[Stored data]

------------------------------

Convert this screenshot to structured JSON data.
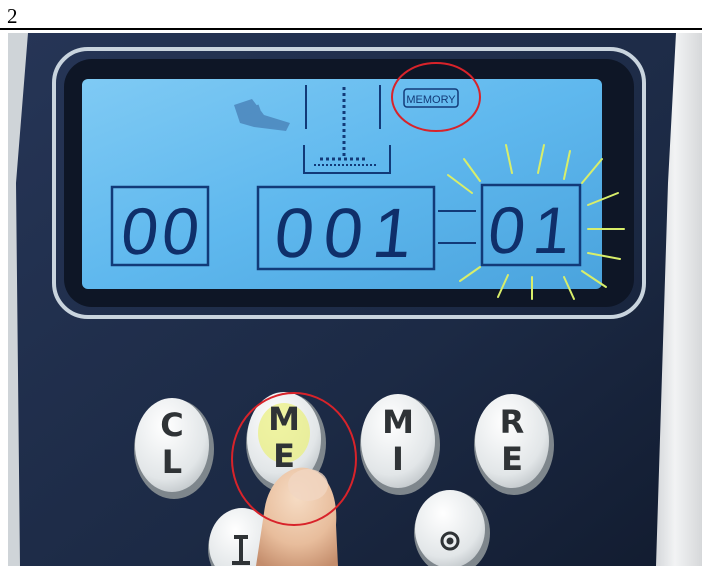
{
  "figure": {
    "step_number": "2"
  },
  "lcd": {
    "memory_indicator": "MEMORY",
    "left_digits": "00",
    "center_digits": "001",
    "right_digits": "01"
  },
  "buttons": [
    {
      "name": "cl-button",
      "top": "C",
      "bottom": "L"
    },
    {
      "name": "me-button",
      "top": "M",
      "bottom": "E"
    },
    {
      "name": "mi-button",
      "top": "M",
      "bottom": "I"
    },
    {
      "name": "re-button",
      "top": "R",
      "bottom": "E"
    }
  ],
  "colors": {
    "panel": "#1c2a45",
    "lcd_background": "#5fb8ee",
    "lcd_segment": "#0f2f6a",
    "highlight_circle": "#d8232a",
    "blink_rays": "#d8ee6a",
    "button_face": "#e6e9ea",
    "button_letter": "#2f3336"
  }
}
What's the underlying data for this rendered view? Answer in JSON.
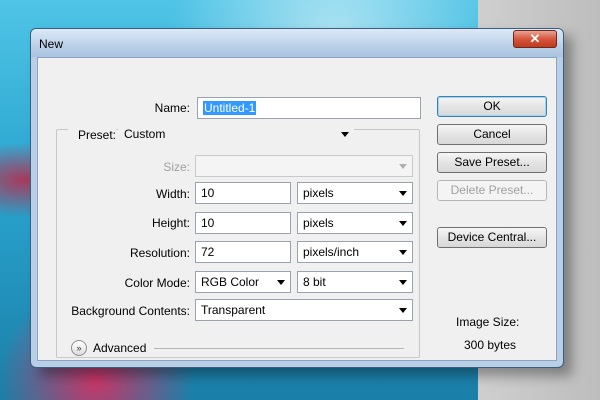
{
  "window": {
    "title": "New",
    "close_label": "✕"
  },
  "form": {
    "name": {
      "label": "Name:",
      "value": "Untitled-1"
    },
    "preset": {
      "label": "Preset:",
      "value": "Custom"
    },
    "size": {
      "label": "Size:",
      "value": ""
    },
    "width": {
      "label": "Width:",
      "value": "10",
      "unit": "pixels"
    },
    "height": {
      "label": "Height:",
      "value": "10",
      "unit": "pixels"
    },
    "resolution": {
      "label": "Resolution:",
      "value": "72",
      "unit": "pixels/inch"
    },
    "color_mode": {
      "label": "Color Mode:",
      "value": "RGB Color",
      "depth": "8 bit"
    },
    "background": {
      "label": "Background Contents:",
      "value": "Transparent"
    },
    "advanced": {
      "label": "Advanced"
    }
  },
  "buttons": {
    "ok": "OK",
    "cancel": "Cancel",
    "save_preset": "Save Preset...",
    "delete_preset": "Delete Preset...",
    "device_central": "Device Central..."
  },
  "image_size": {
    "label": "Image Size:",
    "value": "300 bytes"
  },
  "icons": {
    "close": "close-icon",
    "dropdown": "chevron-down-icon",
    "advanced": "double-chevron-down-icon"
  },
  "colors": {
    "selection": "#3399ff",
    "title_bar": "#bed3ea",
    "close_button": "#d7553b",
    "default_button_border": "#3c7fb1"
  }
}
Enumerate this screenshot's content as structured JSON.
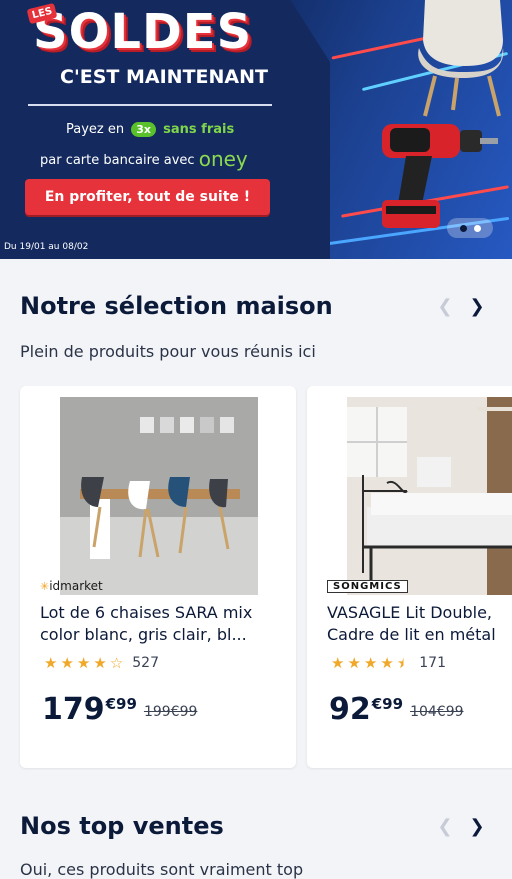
{
  "hero": {
    "badge": "LES",
    "headline": "SOLDES",
    "subheadline": "C'EST MAINTENANT",
    "pay_prefix": "Payez en",
    "pay_installments": "3x",
    "pay_free": "sans frais",
    "pay_line2": "par carte bancaire avec",
    "partner": "oney",
    "cta_label": "En profiter, tout de suite !",
    "dates": "Du 19/01 au 08/02",
    "slides_total": 2,
    "slide_active": 1,
    "colors": {
      "accent_red": "#e5323b",
      "oney_green": "#8ad94f",
      "navy": "#142a5e"
    }
  },
  "selection": {
    "title": "Notre sélection maison",
    "subtitle": "Plein de produits pour vous réunis ici",
    "prev_icon": "chevron-left-icon",
    "next_icon": "chevron-right-icon",
    "products": [
      {
        "brand": "idmarket",
        "title_line1": "Lot de 6 chaises SARA mix",
        "title_line2": "color blanc, gris clair, bl...",
        "rating": 4,
        "reviews": "527",
        "price_int": "179",
        "price_cents": "€99",
        "price_old": "199€99"
      },
      {
        "brand": "SONGMICS",
        "title_line1": "VASAGLE Lit Double,",
        "title_line2": "Cadre de lit en métal",
        "rating": 4.5,
        "reviews": "171",
        "price_int": "92",
        "price_cents": "€99",
        "price_old": "104€99"
      }
    ]
  },
  "top_ventes": {
    "title": "Nos top ventes",
    "subtitle": "Oui, ces produits sont vraiment top"
  }
}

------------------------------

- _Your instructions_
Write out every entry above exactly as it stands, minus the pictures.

- _Result below_
Convert this screenshot to structured JSON data.
{
  "figure": {
    "step_number": "2"
  },
  "lcd": {
    "memory_indicator": "MEMORY",
    "left_digits": "00",
    "center_digits": "001",
    "right_digits": "01"
  },
  "buttons": [
    {
      "name": "cl-button",
      "top": "C",
      "bottom": "L"
    },
    {
      "name": "me-button",
      "top": "M",
      "bottom": "E"
    },
    {
      "name": "mi-button",
      "top": "M",
      "bottom": "I"
    },
    {
      "name": "re-button",
      "top": "R",
      "bottom": "E"
    }
  ],
  "colors": {
    "panel": "#1c2a45",
    "lcd_background": "#5fb8ee",
    "lcd_segment": "#0f2f6a",
    "highlight_circle": "#d8232a",
    "blink_rays": "#d8ee6a",
    "button_face": "#e6e9ea",
    "button_letter": "#2f3336"
  }
}
What's the underlying data for this rendered view? Answer in JSON.
{
  "window": {
    "title": "New",
    "close_label": "✕"
  },
  "form": {
    "name": {
      "label": "Name:",
      "value": "Untitled-1"
    },
    "preset": {
      "label": "Preset:",
      "value": "Custom"
    },
    "size": {
      "label": "Size:",
      "value": ""
    },
    "width": {
      "label": "Width:",
      "value": "10",
      "unit": "pixels"
    },
    "height": {
      "label": "Height:",
      "value": "10",
      "unit": "pixels"
    },
    "resolution": {
      "label": "Resolution:",
      "value": "72",
      "unit": "pixels/inch"
    },
    "color_mode": {
      "label": "Color Mode:",
      "value": "RGB Color",
      "depth": "8 bit"
    },
    "background": {
      "label": "Background Contents:",
      "value": "Transparent"
    },
    "advanced": {
      "label": "Advanced"
    }
  },
  "buttons": {
    "ok": "OK",
    "cancel": "Cancel",
    "save_preset": "Save Preset...",
    "delete_preset": "Delete Preset...",
    "device_central": "Device Central..."
  },
  "image_size": {
    "label": "Image Size:",
    "value": "300 bytes"
  },
  "icons": {
    "close": "close-icon",
    "dropdown": "chevron-down-icon",
    "advanced": "double-chevron-down-icon"
  },
  "colors": {
    "selection": "#3399ff",
    "title_bar": "#bed3ea",
    "close_button": "#d7553b",
    "default_button_border": "#3c7fb1"
  }
}
Enumerate this screenshot's content as structured JSON.
{
  "hero": {
    "badge": "LES",
    "headline": "SOLDES",
    "subheadline": "C'EST MAINTENANT",
    "pay_prefix": "Payez en",
    "pay_installments": "3x",
    "pay_free": "sans frais",
    "pay_line2": "par carte bancaire avec",
    "partner": "oney",
    "cta_label": "En profiter, tout de suite !",
    "dates": "Du 19/01 au 08/02",
    "slides_total": 2,
    "slide_active": 1,
    "colors": {
      "accent_red": "#e5323b",
      "oney_green": "#8ad94f",
      "navy": "#142a5e"
    }
  },
  "selection": {
    "title": "Notre sélection maison",
    "subtitle": "Plein de produits pour vous réunis ici",
    "prev_icon": "chevron-left-icon",
    "next_icon": "chevron-right-icon",
    "products": [
      {
        "brand": "idmarket",
        "title_line1": "Lot de 6 chaises SARA mix",
        "title_line2": "color blanc, gris clair, bl...",
        "rating": 4,
        "reviews": "527",
        "price_int": "179",
        "price_cents": "€99",
        "price_old": "199€99"
      },
      {
        "brand": "SONGMICS",
        "title_line1": "VASAGLE Lit Double,",
        "title_line2": "Cadre de lit en métal",
        "rating": 4.5,
        "reviews": "171",
        "price_int": "92",
        "price_cents": "€99",
        "price_old": "104€99"
      }
    ]
  },
  "top_ventes": {
    "title": "Nos top ventes",
    "subtitle": "Oui, ces produits sont vraiment top"
  }
}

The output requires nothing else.